In November this year, many in the Philippines protested against the burial of former president, Ferdinand Marcos, at the Heroes' Cemetery in Manila. His detractors cited the human rights' atrocities he committed. President Rodrigo Duterte was also a target of the anger for allowing the burial.

Some said he may have gone a step too far.

"(This) could probably affect his popularity especially (because) he's so gung-ho over the Marcos burial. No president has done that – even those who are close to the Marcoses, at least by affinity – like President Ramos, he was Marcos' protégé," said Professor Jean Franco of the University of the Philippines.

Mr Duterte made his presence felt very early in his leadership, with his no-holds barred war on drugs. But its high death toll has sparked criticism both at home and abroad. He has vowed to keep going, but the scale of the problem means his battle is set to continue well into 2017.

Under Mr Duterte’s leadership, other matters have also seen stark changes in the status quo.

Globally, old bonds have been shaken up, and new ones forged – this would have been unlikely under the previous administration.

Back home, analysts said in the coming year, the president must do more to reduce poverty, which was one of his campaign promises.

Professor Jean Franco pointed out: “He won on the platform that he’s anti-establishment. I think he must really give enough hope for people who voted for him that he might be different and that he’s going to change the lives of Filipinos.”

It’s too soon to tell if Mr Duterte will be able to do that as he is only just beginning his six-year term. But already the years ahead promises to be an eventful one.


Likewise, Myanmar saw a watershed event in November 2015, following which a democratically-elected government was installed after almost 50 years of military rule.

The civilian government is led by Nobel Laureate Aung San Suu Kyi.

The people’s expectations were overwhelmingly high with many anticipating immediate positive changes to their lives, but some saw this as unrealistic. As the year played out, Myanmar saw some highs but many lows as well.

The year started on a high note with Ms Suu Kyi appointing her close friend and confidante, Htin Kyaw as President. She in turn made herself the country's State Counsellor, effectively enabling her to govern as Myanmar’s de facto leader.

Ms Suu Kyi achieved some notable successes in 2016 – persuading the US to lift economic sanctions on Myanmar was one, and the other, her ability to warm ties with China after relations soured under Myanmar's previous government.

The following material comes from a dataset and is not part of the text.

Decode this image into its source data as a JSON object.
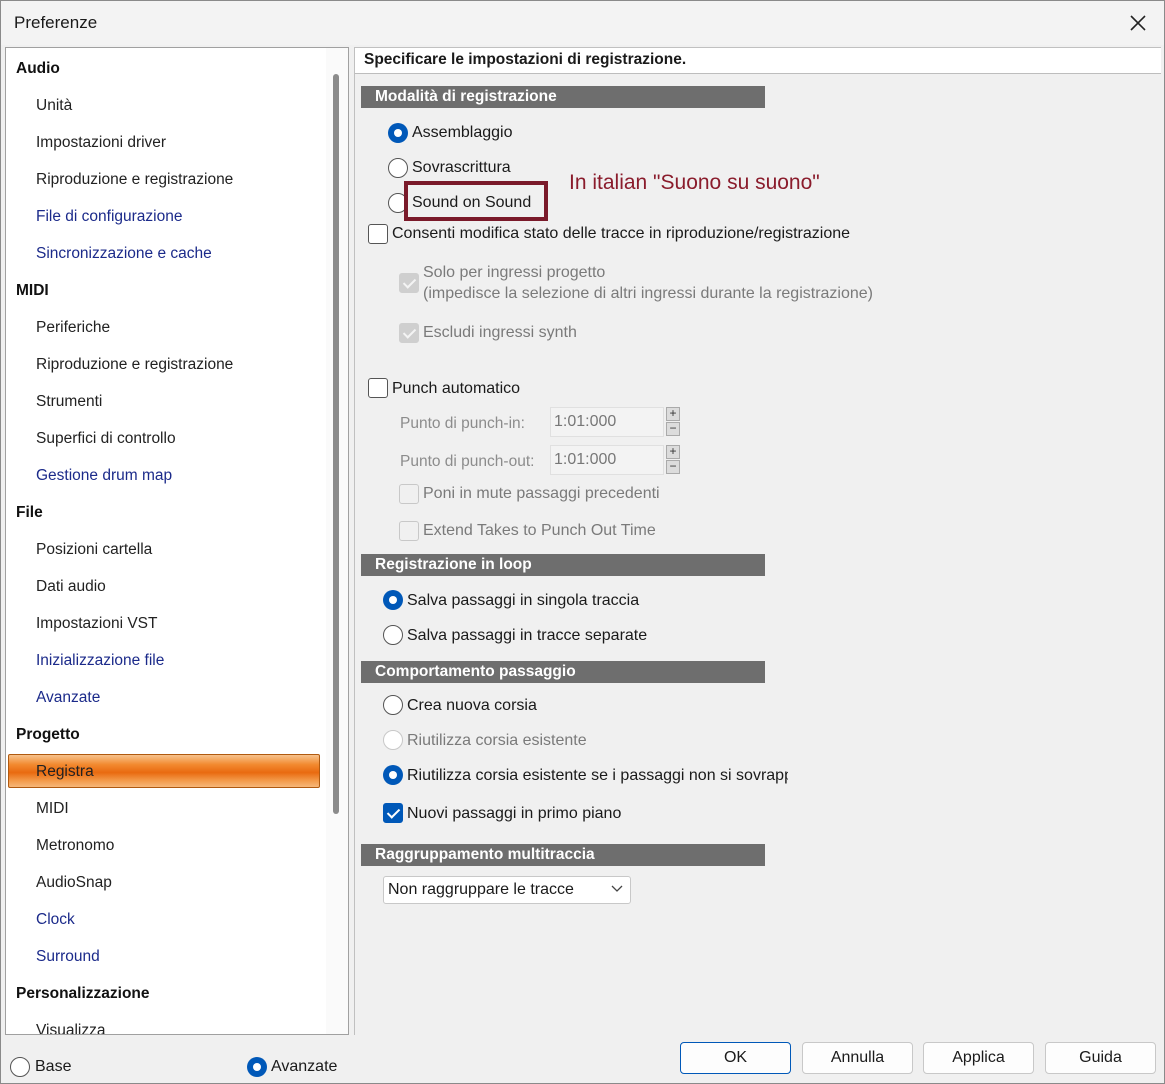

Ms Suu Kyi has several challenges ahead of her – among them, the ongoing conflict with Myanmar's ethnic armed groups. But the one with the most potential to damage her reputation as leader is the Rohingya crisis in Myanmar's Rakhine state. She has been criticised for doing too little to help the Rohingyas.

These major issues will no doubt continue to challenge her administration into 2017.

Inspiro Institute Principal Win Thu said come next year, Myanmar’s State Counsellor will need to fulfil the promises she has made to the people.

“But if she cannot … then the remaining years will be much worse, not for the government, but for the people,” he said.

There are great expectations of Ms Suu Kyi’s leadership, and 2017 will be no different as Myanmar continues on the path of democratisation and growth.

As for other countries in the region, 2017 will likely be the year the people of Thailand and Malaysia gear up to elect their new leaders, which will be something to watch out for.

Source: CNA/dl